One step is getting support, this can be difficult even if you don't have the anxiety that I get talking about myself intimately. Many of us feel ashamed, why can't I just snap out of this? But if Depression has taught me anything it's that it prefers me in bed, alone and isolated and at this point anything Depression wants can take a hike because that "friend" has been around too long. Counseling or support groups are ideal. Not friends, not your significant other (certainly not your mother, she worries enough.) Someone or somewhere you feel comfortable telling the truth. Don't be an isolated depressionists! Open up!

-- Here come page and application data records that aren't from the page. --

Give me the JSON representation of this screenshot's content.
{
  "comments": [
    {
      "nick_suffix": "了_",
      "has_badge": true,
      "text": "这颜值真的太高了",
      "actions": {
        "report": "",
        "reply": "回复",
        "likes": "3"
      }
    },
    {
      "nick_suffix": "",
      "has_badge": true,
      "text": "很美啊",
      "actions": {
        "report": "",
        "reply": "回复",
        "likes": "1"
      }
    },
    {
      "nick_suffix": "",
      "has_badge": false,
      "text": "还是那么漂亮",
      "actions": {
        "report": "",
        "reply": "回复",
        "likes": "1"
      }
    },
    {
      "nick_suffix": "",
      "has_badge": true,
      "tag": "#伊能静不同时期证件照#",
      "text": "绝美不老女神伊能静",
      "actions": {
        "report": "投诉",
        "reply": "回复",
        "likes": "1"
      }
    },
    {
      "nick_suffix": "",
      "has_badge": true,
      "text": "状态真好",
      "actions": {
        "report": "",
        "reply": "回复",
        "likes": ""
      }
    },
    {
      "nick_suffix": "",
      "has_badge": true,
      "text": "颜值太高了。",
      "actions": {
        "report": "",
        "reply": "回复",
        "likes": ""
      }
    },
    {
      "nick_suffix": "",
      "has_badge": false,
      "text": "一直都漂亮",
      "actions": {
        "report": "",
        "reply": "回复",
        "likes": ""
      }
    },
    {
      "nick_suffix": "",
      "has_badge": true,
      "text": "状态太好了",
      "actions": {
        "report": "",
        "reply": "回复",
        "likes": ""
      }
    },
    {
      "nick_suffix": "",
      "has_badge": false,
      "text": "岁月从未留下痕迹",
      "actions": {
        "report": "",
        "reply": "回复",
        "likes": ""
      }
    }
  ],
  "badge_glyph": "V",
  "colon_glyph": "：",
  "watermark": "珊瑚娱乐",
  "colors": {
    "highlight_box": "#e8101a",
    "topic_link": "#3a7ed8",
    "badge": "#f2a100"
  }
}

Try to keep up socially. No matter what I cannot ignore the fact that my son is a social butterfly and wants to attend the same functions as his friends. Cub Scouts has been our newest adventure and much to my chagrin, it's extremely involved but it's good for us both!
Exercise! I know myself enough to know that if I am telling myself I HAVE to do something, Depression will tell me no. Melissa, you don't have to do anything but pay taxes and die. Funny how I sometimes defend my Depression even though I know that these other things would make me feel better. But Depression and I go way back, we're comfortable with each other. we snuggle, watch movies and sit together in our "negative bubble' and tell each other stories about how much people don't like us, how we don't fit in society and how we will ultimately fail if we try anything. I'm still working on exercise...

Get Depression packing with happy, positive thoughts even though they are foreign and uncomfortable. Burst the negative bubble, it hates that. You don't have to be perfect, look at other people for crying out loud! Some people are happy with all their stresses and still get out of bed every day even if the house wasn't cleaned to pefection first. When we set our standards too high, we set ourselves up for failure. I would lay in bed and look around and think, well now I have to get up and clean all of this before I leave the house to do anything, which would give me the extreme desire to roll over and take a nap. Start small and be positive. Do the good ole things you did way back when you felt human. Read a book, walk, cook, paint....

Consider medication. I didn't want to be medicated but for me it's helped the "overwhelmed" feeling. I wouldn't consider it without counseling and support backing it up. Taking time for yourself is important, some of us spend too many years with a dishonest friend in Depression.


    0 of 8192 characters used
    Post Comment

    No comments yet.